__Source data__
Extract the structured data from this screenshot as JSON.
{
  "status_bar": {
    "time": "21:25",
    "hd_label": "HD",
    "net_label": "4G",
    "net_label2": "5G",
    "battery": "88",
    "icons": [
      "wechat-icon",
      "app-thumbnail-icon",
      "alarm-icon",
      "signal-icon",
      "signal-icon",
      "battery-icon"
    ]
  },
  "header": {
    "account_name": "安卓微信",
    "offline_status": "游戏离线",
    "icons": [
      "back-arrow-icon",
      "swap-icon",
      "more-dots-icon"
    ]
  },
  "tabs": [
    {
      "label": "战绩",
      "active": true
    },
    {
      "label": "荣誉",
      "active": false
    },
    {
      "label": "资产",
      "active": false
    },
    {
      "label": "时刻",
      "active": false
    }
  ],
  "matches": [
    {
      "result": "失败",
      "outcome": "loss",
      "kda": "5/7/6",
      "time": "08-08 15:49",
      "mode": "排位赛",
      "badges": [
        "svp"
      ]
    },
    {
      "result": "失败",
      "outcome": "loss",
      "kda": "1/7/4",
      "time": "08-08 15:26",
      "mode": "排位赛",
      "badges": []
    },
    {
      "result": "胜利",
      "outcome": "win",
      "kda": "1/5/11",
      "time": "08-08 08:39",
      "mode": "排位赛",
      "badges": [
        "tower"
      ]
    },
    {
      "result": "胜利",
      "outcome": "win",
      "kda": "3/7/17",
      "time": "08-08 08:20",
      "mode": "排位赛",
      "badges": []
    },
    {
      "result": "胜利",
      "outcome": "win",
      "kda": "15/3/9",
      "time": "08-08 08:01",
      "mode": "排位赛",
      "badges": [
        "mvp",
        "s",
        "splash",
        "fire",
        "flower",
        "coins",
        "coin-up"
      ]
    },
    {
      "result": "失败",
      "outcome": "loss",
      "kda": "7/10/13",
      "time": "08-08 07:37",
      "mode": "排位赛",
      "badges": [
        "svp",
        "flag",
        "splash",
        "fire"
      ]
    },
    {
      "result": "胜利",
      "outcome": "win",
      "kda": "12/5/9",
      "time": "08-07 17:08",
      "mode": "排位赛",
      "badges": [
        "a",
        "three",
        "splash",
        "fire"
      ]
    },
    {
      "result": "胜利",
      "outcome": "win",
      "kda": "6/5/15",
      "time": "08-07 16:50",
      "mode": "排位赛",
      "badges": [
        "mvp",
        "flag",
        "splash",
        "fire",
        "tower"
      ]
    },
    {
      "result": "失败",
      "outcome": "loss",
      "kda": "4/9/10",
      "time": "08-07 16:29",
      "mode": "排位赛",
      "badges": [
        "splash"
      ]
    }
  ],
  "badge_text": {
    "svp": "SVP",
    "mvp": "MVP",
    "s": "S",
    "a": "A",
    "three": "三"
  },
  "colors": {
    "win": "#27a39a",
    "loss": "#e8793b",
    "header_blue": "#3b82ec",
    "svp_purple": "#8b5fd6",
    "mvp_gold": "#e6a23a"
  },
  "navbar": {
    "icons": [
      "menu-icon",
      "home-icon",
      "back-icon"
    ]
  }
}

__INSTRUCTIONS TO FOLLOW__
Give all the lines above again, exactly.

__YOUR RESPONSE__
Extract the structured data from this screenshot as JSON.
{
  "status_bar": {
    "time": "21:25",
    "hd_label": "HD",
    "net_label": "4G",
    "net_label2": "5G",
    "battery": "88",
    "icons": [
      "wechat-icon",
      "app-thumbnail-icon",
      "alarm-icon",
      "signal-icon",
      "signal-icon",
      "battery-icon"
    ]
  },
  "header": {
    "account_name": "安卓微信",
    "offline_status": "游戏离线",
    "icons": [
      "back-arrow-icon",
      "swap-icon",
      "more-dots-icon"
    ]
  },
  "tabs": [
    {
      "label": "战绩",
      "active": true
    },
    {
      "label": "荣誉",
      "active": false
    },
    {
      "label": "资产",
      "active": false
    },
    {
      "label": "时刻",
      "active": false
    }
  ],
  "matches": [
    {
      "result": "失败",
      "outcome": "loss",
      "kda": "5/7/6",
      "time": "08-08 15:49",
      "mode": "排位赛",
      "badges": [
        "svp"
      ]
    },
    {
      "result": "失败",
      "outcome": "loss",
      "kda": "1/7/4",
      "time": "08-08 15:26",
      "mode": "排位赛",
      "badges": []
    },
    {
      "result": "胜利",
      "outcome": "win",
      "kda": "1/5/11",
      "time": "08-08 08:39",
      "mode": "排位赛",
      "badges": [
        "tower"
      ]
    },
    {
      "result": "胜利",
      "outcome": "win",
      "kda": "3/7/17",
      "time": "08-08 08:20",
      "mode": "排位赛",
      "badges": []
    },
    {
      "result": "胜利",
      "outcome": "win",
      "kda": "15/3/9",
      "time": "08-08 08:01",
      "mode": "排位赛",
      "badges": [
        "mvp",
        "s",
        "splash",
        "fire",
        "flower",
        "coins",
        "coin-up"
      ]
    },
    {
      "result": "失败",
      "outcome": "loss",
      "kda": "7/10/13",
      "time": "08-08 07:37",
      "mode": "排位赛",
      "badges": [
        "svp",
        "flag",
        "splash",
        "fire"
      ]
    },
    {
      "result": "胜利",
      "outcome": "win",
      "kda": "12/5/9",
      "time": "08-07 17:08",
      "mode": "排位赛",
      "badges": [
        "a",
        "three",
        "splash",
        "fire"
      ]
    },
    {
      "result": "胜利",
      "outcome": "win",
      "kda": "6/5/15",
      "time": "08-07 16:50",
      "mode": "排位赛",
      "badges": [
        "mvp",
        "flag",
        "splash",
        "fire",
        "tower"
      ]
    },
    {
      "result": "失败",
      "outcome": "loss",
      "kda": "4/9/10",
      "time": "08-07 16:29",
      "mode": "排位赛",
      "badges": [
        "splash"
      ]
    }
  ],
  "badge_text": {
    "svp": "SVP",
    "mvp": "MVP",
    "s": "S",
    "a": "A",
    "three": "三"
  },
  "colors": {
    "win": "#27a39a",
    "loss": "#e8793b",
    "header_blue": "#3b82ec",
    "svp_purple": "#8b5fd6",
    "mvp_gold": "#e6a23a"
  },
  "navbar": {
    "icons": [
      "menu-icon",
      "home-icon",
      "back-icon"
    ]
  }
}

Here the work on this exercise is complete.